# Exercise data:
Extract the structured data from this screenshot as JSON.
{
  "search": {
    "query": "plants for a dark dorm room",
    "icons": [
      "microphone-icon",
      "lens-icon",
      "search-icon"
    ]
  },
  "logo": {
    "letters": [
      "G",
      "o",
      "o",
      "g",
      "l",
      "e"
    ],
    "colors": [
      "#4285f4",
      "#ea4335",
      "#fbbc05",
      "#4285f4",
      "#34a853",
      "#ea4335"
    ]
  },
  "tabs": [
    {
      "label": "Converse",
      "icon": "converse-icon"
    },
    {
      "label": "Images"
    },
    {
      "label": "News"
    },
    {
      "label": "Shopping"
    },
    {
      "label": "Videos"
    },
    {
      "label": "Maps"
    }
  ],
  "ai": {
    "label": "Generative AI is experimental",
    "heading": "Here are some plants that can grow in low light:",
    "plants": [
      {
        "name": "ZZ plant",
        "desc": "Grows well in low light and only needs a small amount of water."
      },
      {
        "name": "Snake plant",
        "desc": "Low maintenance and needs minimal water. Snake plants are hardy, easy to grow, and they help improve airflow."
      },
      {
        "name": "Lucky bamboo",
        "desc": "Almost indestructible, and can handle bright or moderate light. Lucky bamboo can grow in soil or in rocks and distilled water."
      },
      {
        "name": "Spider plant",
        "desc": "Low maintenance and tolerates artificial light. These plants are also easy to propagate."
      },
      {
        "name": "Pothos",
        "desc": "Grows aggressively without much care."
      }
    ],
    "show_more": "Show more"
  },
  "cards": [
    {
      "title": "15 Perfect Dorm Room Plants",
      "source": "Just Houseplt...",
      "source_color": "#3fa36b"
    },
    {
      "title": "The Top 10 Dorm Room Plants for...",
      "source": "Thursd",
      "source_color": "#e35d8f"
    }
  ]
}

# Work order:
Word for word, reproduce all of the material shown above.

# Output below:
Extract the structured data from this screenshot as JSON.
{
  "search": {
    "query": "plants for a dark dorm room",
    "icons": [
      "microphone-icon",
      "lens-icon",
      "search-icon"
    ]
  },
  "logo": {
    "letters": [
      "G",
      "o",
      "o",
      "g",
      "l",
      "e"
    ],
    "colors": [
      "#4285f4",
      "#ea4335",
      "#fbbc05",
      "#4285f4",
      "#34a853",
      "#ea4335"
    ]
  },
  "tabs": [
    {
      "label": "Converse",
      "icon": "converse-icon"
    },
    {
      "label": "Images"
    },
    {
      "label": "News"
    },
    {
      "label": "Shopping"
    },
    {
      "label": "Videos"
    },
    {
      "label": "Maps"
    }
  ],
  "ai": {
    "label": "Generative AI is experimental",
    "heading": "Here are some plants that can grow in low light:",
    "plants": [
      {
        "name": "ZZ plant",
        "desc": "Grows well in low light and only needs a small amount of water."
      },
      {
        "name": "Snake plant",
        "desc": "Low maintenance and needs minimal water. Snake plants are hardy, easy to grow, and they help improve airflow."
      },
      {
        "name": "Lucky bamboo",
        "desc": "Almost indestructible, and can handle bright or moderate light. Lucky bamboo can grow in soil or in rocks and distilled water."
      },
      {
        "name": "Spider plant",
        "desc": "Low maintenance and tolerates artificial light. These plants are also easy to propagate."
      },
      {
        "name": "Pothos",
        "desc": "Grows aggressively without much care."
      }
    ],
    "show_more": "Show more"
  },
  "cards": [
    {
      "title": "15 Perfect Dorm Room Plants",
      "source": "Just Houseplt...",
      "source_color": "#3fa36b"
    },
    {
      "title": "The Top 10 Dorm Room Plants for...",
      "source": "Thursd",
      "source_color": "#e35d8f"
    }
  ]
}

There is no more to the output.